Ivanka speaks.Photo: Chip Somodevilla

Over the past week, both Eric and Donald Trump have made it very clear what they think Ivanka Trump ought to do in the face of sexual harassment. Donald — who spoke in defense of Roger Ailes, the ex-Fox CEO who’s facing a slew of sexual-harassment charges — declared that, should she be harassed at work, Ivanka “would find another career or find another company,” while Eric called his sister a “strong, powerful woman” who “wouldn’t allow herself to be subjected to it.”

There are obvious problems with both Donald’s and Eric’s assessments (both father and son place responsibility for harassment on the victim), and their comments have drawn ire. But on Tuesday night, Fox News’ Greta Van Susteren asked Ivanka — someone who’s actually a woman and who’s actually experienced sexual harassment on the job — her thoughts on all of this.
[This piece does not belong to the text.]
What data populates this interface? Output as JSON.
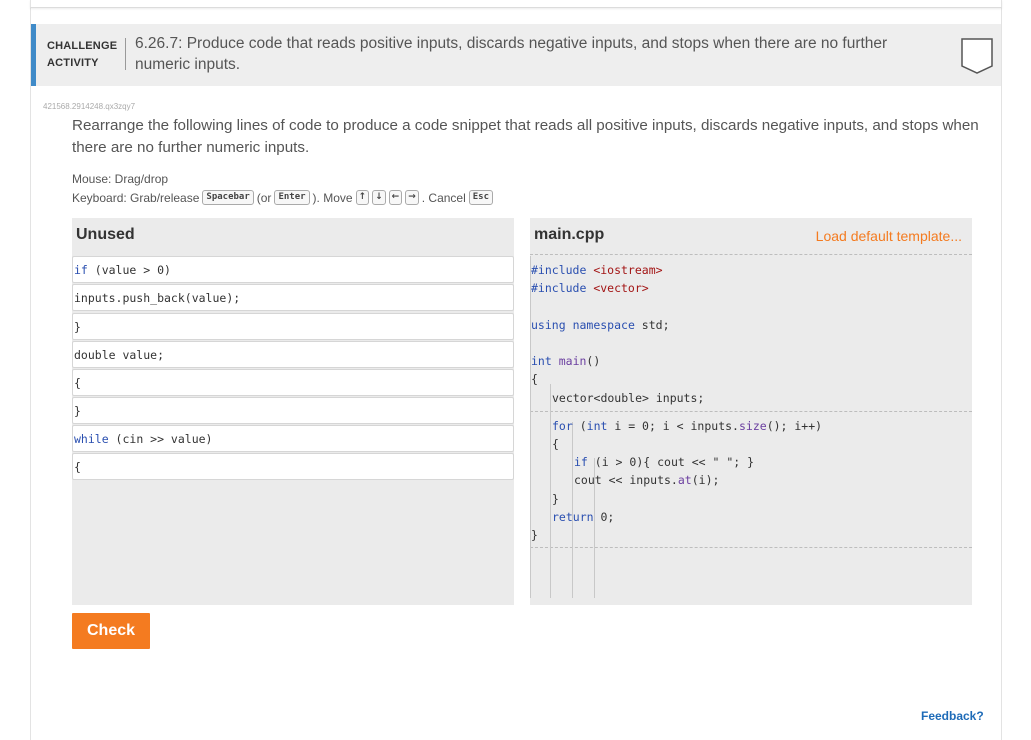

“I think harassment in general, regardless, sexual or otherwise, is totally inexcusable and if it transpires it needs to be reported and it needs to be dealt with on a company level,” she replied.

She went on: “We have a very strong HR team at the Trump Organization, who is equipped to deal with these issues if they arise … and you hope you have a culture in which they don’t arise. But when they do, it needs to be dealt with swiftly.”

In her 2009 book, The Trump Card: Playing to Win in Work and Life, Ivanka detailed her own experiences with sexual harassment, which included harassment on her father’s construction sites. “The workers never realized I was the boss’s daughter when they started hooting and hollering, and it didn’t much matter how I responded,” she wrote. “I’d laugh it off and act as it it were no big deal.”

But in deciding how to respond to comments, Ivanka described a “no-win situation” that many women know all too well: “If I ignored the inappropriate remarks, I might come across as weak. If I responded too harshly, I’d be a tightly wound witch.” Her advice to readers was to “Learn to figure out when a hoot or a holler is indeed a form of harassment and when it’s merely a good-natured tease that you can give back in kind.” Which may not be the best approach, but at least it’s one that acknowledges that sexual harassment exists.